Water from Fog ? We love the idea that the mist descending into the mountains and onto coasts of places like Chile could be captured as potable fresh water to use for agriculture and household use.
The Massachusetts Institute of Technology’s School of Engineering has been working with colleagues at the Pontificial University of Chile in Santiago on a mesh structure that, when suspended on hilltops, captures the mist into a tray and makes it available as potable water. “Mesh-based Fog Harvesters are passive, inexpensive to fabricate, with close to zero operating costs, and can be deployed in similar environments throughout the world,”according to Inhabitat, the online newsletter. Just consider the possibilities as drought and desertification impact numerous locations in Africa and the Middle East. Check out the article
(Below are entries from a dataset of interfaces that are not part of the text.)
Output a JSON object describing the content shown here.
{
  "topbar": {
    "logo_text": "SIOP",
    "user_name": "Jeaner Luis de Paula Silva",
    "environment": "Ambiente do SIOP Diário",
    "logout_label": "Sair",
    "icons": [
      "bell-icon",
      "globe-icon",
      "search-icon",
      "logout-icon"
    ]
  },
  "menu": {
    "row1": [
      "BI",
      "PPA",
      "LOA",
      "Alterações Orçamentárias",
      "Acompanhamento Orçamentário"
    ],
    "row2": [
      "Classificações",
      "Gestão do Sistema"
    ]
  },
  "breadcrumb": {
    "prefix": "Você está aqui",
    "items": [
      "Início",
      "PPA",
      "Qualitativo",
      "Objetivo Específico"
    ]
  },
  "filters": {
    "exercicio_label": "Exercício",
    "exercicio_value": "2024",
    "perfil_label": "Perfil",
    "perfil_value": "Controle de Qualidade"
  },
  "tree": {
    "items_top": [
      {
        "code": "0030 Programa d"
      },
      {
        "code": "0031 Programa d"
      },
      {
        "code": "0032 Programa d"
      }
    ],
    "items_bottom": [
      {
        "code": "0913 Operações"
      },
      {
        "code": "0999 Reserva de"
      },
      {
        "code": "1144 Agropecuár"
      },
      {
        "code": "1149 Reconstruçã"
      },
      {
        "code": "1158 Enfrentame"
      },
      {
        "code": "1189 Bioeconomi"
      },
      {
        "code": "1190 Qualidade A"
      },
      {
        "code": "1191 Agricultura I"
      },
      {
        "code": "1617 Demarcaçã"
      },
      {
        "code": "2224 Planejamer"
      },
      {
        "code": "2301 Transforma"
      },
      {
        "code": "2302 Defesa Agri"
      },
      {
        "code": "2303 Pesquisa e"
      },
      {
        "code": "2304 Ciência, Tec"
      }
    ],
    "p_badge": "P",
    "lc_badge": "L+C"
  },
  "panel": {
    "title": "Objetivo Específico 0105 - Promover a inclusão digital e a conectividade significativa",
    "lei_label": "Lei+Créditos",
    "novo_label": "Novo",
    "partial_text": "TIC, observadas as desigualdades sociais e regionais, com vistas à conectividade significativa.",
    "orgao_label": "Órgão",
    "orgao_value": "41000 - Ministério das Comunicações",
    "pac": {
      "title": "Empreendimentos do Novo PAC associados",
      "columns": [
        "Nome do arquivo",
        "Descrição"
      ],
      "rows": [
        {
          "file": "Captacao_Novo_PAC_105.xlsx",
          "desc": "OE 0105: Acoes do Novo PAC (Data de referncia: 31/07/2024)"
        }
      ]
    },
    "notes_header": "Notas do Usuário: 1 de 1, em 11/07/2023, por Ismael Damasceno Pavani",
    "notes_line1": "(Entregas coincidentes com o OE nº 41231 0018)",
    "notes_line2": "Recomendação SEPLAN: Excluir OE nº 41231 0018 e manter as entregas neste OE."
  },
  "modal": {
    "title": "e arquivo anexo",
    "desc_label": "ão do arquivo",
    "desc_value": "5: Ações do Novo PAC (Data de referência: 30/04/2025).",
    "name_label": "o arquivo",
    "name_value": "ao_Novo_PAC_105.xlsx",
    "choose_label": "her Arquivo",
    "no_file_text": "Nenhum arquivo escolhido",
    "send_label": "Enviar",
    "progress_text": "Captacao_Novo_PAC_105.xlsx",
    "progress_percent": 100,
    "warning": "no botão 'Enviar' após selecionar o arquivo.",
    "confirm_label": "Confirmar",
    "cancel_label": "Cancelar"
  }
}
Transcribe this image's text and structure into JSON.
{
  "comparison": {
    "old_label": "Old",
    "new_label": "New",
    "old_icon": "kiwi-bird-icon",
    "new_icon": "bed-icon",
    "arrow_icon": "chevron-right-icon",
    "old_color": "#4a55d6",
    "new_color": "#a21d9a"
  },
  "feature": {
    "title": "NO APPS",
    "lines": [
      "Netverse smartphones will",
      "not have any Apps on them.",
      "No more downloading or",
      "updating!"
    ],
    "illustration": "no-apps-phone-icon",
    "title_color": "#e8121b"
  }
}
House/Senate Enviro Scorecard: Want to know how your representatives in the US House and Senate voted on key environmental issues in 2015? The League of Conservation Voters makes it available through their annual scorecard. The House favorable score on enviro issues was around 41%; the Senate just a tad higher at 45%. You can check out individual votes on legislation that came up for a vote. (And we we know, a lot of bills never made it that far last year.) How did your reps score?